→ **Dataset records**
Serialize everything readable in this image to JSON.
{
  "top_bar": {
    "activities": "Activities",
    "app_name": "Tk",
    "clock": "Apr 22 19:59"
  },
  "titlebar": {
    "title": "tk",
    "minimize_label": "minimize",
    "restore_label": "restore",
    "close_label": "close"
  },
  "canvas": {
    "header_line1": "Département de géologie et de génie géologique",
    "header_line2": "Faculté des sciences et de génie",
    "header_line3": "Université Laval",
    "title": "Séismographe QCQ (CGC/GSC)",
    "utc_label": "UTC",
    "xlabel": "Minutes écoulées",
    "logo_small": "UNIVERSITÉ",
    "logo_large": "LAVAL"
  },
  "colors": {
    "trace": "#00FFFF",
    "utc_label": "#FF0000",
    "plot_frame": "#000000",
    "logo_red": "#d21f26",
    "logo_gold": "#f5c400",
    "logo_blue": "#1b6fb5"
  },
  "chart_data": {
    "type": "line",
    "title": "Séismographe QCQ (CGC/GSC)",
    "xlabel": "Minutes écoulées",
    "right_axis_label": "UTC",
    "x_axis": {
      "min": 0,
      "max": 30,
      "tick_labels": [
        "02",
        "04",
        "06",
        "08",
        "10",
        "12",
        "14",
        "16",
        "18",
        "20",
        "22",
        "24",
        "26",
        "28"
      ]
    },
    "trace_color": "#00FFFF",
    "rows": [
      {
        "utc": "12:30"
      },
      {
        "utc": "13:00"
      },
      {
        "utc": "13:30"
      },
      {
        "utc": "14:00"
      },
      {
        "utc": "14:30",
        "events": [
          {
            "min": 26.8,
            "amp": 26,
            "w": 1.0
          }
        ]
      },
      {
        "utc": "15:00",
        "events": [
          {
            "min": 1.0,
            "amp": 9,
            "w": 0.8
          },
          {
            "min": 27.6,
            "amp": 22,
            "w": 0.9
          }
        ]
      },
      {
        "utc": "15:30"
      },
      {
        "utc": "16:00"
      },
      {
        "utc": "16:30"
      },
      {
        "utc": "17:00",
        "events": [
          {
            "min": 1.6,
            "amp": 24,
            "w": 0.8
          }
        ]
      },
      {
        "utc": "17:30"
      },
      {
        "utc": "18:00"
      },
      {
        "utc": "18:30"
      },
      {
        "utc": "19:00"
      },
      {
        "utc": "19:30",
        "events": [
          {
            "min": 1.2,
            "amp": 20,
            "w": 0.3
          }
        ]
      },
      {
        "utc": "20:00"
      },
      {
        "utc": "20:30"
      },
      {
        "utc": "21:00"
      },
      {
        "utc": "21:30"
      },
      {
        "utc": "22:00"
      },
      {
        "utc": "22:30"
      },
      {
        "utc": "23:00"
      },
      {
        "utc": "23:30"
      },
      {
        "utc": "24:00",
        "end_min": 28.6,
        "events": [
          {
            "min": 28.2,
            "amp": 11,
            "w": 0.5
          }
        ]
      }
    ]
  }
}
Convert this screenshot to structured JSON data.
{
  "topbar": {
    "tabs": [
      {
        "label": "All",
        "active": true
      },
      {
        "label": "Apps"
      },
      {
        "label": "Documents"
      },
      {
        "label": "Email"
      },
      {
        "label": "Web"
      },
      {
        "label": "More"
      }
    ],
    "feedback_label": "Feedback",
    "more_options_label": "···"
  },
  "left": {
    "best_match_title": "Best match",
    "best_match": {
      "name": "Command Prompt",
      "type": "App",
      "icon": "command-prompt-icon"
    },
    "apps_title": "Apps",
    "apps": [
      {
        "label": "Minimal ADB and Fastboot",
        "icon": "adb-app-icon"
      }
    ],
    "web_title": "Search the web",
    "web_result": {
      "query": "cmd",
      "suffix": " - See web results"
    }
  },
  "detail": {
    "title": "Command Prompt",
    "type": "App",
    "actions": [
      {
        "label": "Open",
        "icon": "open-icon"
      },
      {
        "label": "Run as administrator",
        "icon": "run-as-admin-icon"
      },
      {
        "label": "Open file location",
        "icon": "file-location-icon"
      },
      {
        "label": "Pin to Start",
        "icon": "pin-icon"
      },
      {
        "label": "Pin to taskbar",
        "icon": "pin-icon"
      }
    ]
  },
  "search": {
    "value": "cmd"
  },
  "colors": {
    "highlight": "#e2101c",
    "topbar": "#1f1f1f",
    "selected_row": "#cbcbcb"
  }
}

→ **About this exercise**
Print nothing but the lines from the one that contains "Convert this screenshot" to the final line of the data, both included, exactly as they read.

→ **Answer to the problem**
Convert this screenshot to structured JSON data.
{
  "topbar": {
    "tabs": [
      {
        "label": "All",
        "active": true
      },
      {
        "label": "Apps"
      },
      {
        "label": "Documents"
      },
      {
        "label": "Email"
      },
      {
        "label": "Web"
      },
      {
        "label": "More"
      }
    ],
    "feedback_label": "Feedback",
    "more_options_label": "···"
  },
  "left": {
    "best_match_title": "Best match",
    "best_match": {
      "name": "Command Prompt",
      "type": "App",
      "icon": "command-prompt-icon"
    },
    "apps_title": "Apps",
    "apps": [
      {
        "label": "Minimal ADB and Fastboot",
        "icon": "adb-app-icon"
      }
    ],
    "web_title": "Search the web",
    "web_result": {
      "query": "cmd",
      "suffix": " - See web results"
    }
  },
  "detail": {
    "title": "Command Prompt",
    "type": "App",
    "actions": [
      {
        "label": "Open",
        "icon": "open-icon"
      },
      {
        "label": "Run as administrator",
        "icon": "run-as-admin-icon"
      },
      {
        "label": "Open file location",
        "icon": "file-location-icon"
      },
      {
        "label": "Pin to Start",
        "icon": "pin-icon"
      },
      {
        "label": "Pin to taskbar",
        "icon": "pin-icon"
      }
    ]
  },
  "search": {
    "value": "cmd"
  },
  "colors": {
    "highlight": "#e2101c",
    "topbar": "#1f1f1f",
    "selected_row": "#cbcbcb"
  }
}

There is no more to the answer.